> **WHAT IS REQUIRED**
Repeat the data exactly, leaving out any image.

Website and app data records
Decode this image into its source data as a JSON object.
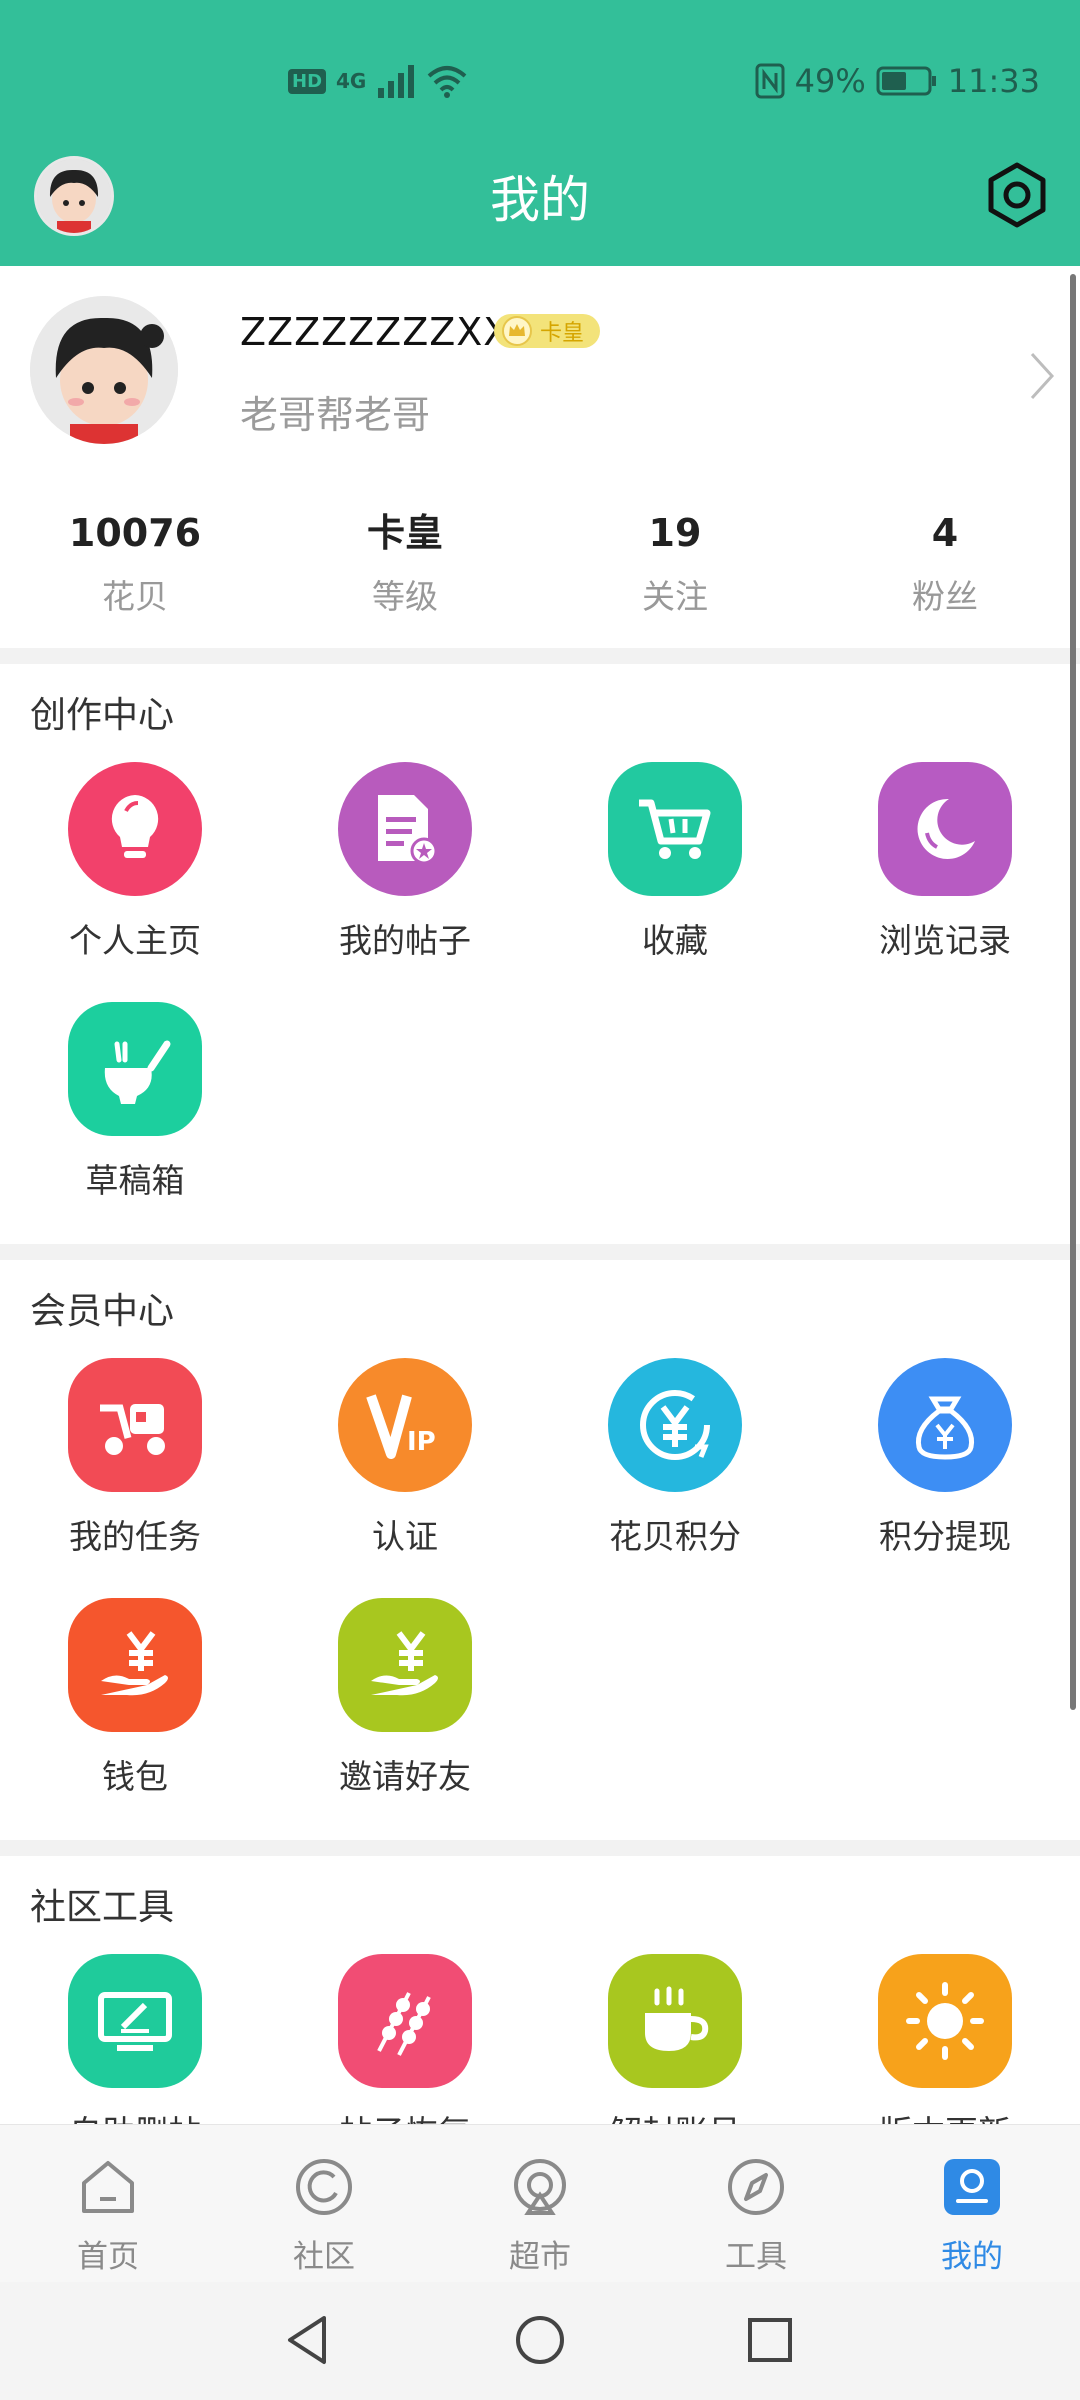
{
  "status_bar": {
    "hd": "HD",
    "net": "4G",
    "battery": "49%",
    "time": "11:33"
  },
  "header": {
    "title": "我的"
  },
  "profile": {
    "username": "ZZZZZZZZXX",
    "badge": "卡皇",
    "signature": "老哥帮老哥",
    "stats": [
      {
        "value": "10076",
        "label": "花贝"
      },
      {
        "value": "卡皇",
        "label": "等级"
      },
      {
        "value": "19",
        "label": "关注"
      },
      {
        "value": "4",
        "label": "粉丝"
      }
    ]
  },
  "creation": {
    "title": "创作中心",
    "items": [
      {
        "label": "个人主页",
        "color": "#f2416b"
      },
      {
        "label": "我的帖子",
        "color": "#b85bbd"
      },
      {
        "label": "收藏",
        "color": "#22c9a0"
      },
      {
        "label": "浏览记录",
        "color": "#b75bc2"
      },
      {
        "label": "草稿箱",
        "color": "#1ccf9e"
      }
    ]
  },
  "member": {
    "title": "会员中心",
    "items": [
      {
        "label": "我的任务",
        "color": "#f24b55"
      },
      {
        "label": "认证",
        "color": "#f78a2b"
      },
      {
        "label": "花贝积分",
        "color": "#25b7de"
      },
      {
        "label": "积分提现",
        "color": "#3d8ef4"
      },
      {
        "label": "钱包",
        "color": "#f5562d"
      },
      {
        "label": "邀请好友",
        "color": "#a8c71f"
      }
    ]
  },
  "tools": {
    "title": "社区工具",
    "items": [
      {
        "label": "自助删帖",
        "color": "#1fcb9b"
      },
      {
        "label": "帖子恢复",
        "color": "#f14d74"
      },
      {
        "label": "解封账号",
        "color": "#a8c71f"
      },
      {
        "label": "版本更新",
        "color": "#f7a21b"
      }
    ]
  },
  "tabbar": [
    {
      "label": "首页"
    },
    {
      "label": "社区"
    },
    {
      "label": "超市"
    },
    {
      "label": "工具"
    },
    {
      "label": "我的"
    }
  ]
}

> **RESULT BELOW**
Decode this image into its source data as a JSON object.
{
  "status_bar": {
    "hd": "HD",
    "net": "4G",
    "battery": "49%",
    "time": "11:33"
  },
  "header": {
    "title": "我的"
  },
  "profile": {
    "username": "ZZZZZZZZXX",
    "badge": "卡皇",
    "signature": "老哥帮老哥",
    "stats": [
      {
        "value": "10076",
        "label": "花贝"
      },
      {
        "value": "卡皇",
        "label": "等级"
      },
      {
        "value": "19",
        "label": "关注"
      },
      {
        "value": "4",
        "label": "粉丝"
      }
    ]
  },
  "creation": {
    "title": "创作中心",
    "items": [
      {
        "label": "个人主页",
        "color": "#f2416b"
      },
      {
        "label": "我的帖子",
        "color": "#b85bbd"
      },
      {
        "label": "收藏",
        "color": "#22c9a0"
      },
      {
        "label": "浏览记录",
        "color": "#b75bc2"
      },
      {
        "label": "草稿箱",
        "color": "#1ccf9e"
      }
    ]
  },
  "member": {
    "title": "会员中心",
    "items": [
      {
        "label": "我的任务",
        "color": "#f24b55"
      },
      {
        "label": "认证",
        "color": "#f78a2b"
      },
      {
        "label": "花贝积分",
        "color": "#25b7de"
      },
      {
        "label": "积分提现",
        "color": "#3d8ef4"
      },
      {
        "label": "钱包",
        "color": "#f5562d"
      },
      {
        "label": "邀请好友",
        "color": "#a8c71f"
      }
    ]
  },
  "tools": {
    "title": "社区工具",
    "items": [
      {
        "label": "自助删帖",
        "color": "#1fcb9b"
      },
      {
        "label": "帖子恢复",
        "color": "#f14d74"
      },
      {
        "label": "解封账号",
        "color": "#a8c71f"
      },
      {
        "label": "版本更新",
        "color": "#f7a21b"
      }
    ]
  },
  "tabbar": [
    {
      "label": "首页"
    },
    {
      "label": "社区"
    },
    {
      "label": "超市"
    },
    {
      "label": "工具"
    },
    {
      "label": "我的"
    }
  ]
}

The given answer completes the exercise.